[Data to use]
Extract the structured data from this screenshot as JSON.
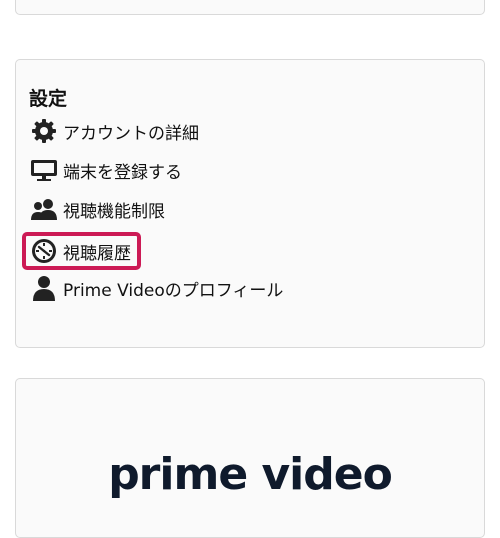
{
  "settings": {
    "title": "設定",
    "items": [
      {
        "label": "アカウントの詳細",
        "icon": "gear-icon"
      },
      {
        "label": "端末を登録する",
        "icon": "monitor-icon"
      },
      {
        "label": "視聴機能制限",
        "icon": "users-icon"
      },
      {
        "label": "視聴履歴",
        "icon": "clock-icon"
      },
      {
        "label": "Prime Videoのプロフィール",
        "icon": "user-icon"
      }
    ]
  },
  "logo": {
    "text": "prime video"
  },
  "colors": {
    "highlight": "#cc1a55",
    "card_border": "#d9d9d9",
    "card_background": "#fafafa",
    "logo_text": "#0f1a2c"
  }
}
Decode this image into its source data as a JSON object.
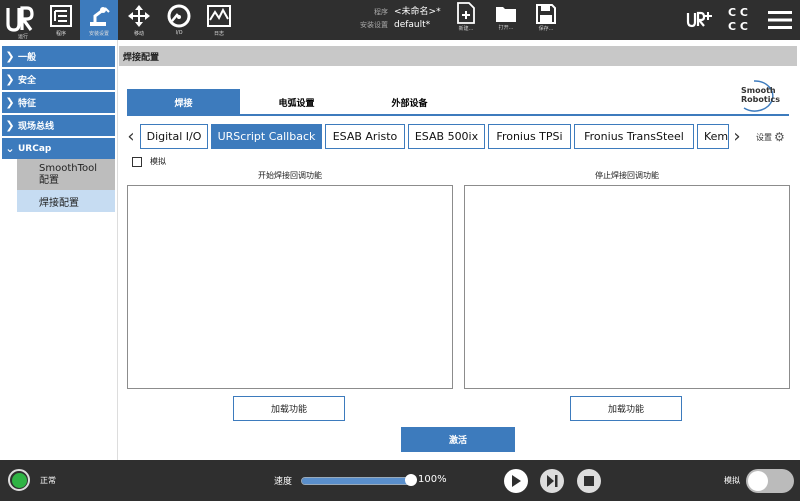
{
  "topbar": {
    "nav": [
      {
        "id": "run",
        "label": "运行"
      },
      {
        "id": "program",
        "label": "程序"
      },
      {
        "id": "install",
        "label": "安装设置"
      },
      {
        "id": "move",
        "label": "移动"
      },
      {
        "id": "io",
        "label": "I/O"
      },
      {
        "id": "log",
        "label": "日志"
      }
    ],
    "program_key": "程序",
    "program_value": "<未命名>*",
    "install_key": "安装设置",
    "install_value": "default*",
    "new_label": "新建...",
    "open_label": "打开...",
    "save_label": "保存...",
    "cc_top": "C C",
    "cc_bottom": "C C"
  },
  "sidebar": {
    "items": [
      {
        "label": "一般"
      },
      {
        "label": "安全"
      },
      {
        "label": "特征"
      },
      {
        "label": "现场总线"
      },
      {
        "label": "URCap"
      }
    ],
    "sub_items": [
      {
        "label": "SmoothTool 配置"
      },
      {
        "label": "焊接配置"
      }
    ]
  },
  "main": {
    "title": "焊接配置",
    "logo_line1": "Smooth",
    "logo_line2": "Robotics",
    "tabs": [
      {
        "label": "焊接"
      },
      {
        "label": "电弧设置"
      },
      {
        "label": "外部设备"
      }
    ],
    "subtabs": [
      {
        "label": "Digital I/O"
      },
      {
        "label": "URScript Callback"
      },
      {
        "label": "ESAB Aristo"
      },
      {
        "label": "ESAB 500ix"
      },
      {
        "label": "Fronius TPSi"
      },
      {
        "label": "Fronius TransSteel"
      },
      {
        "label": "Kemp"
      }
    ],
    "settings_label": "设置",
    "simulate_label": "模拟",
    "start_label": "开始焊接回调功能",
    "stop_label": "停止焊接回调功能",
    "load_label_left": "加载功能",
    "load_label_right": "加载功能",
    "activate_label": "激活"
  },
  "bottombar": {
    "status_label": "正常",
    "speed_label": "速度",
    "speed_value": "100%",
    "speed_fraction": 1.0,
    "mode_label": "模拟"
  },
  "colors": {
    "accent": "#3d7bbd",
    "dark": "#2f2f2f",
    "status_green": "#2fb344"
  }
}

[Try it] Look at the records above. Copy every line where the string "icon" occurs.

[Task solution]
        "icon": "gear-icon"
        "icon": "monitor-icon"
        "icon": "users-icon"
        "icon": "clock-icon"
        "icon": "user-icon"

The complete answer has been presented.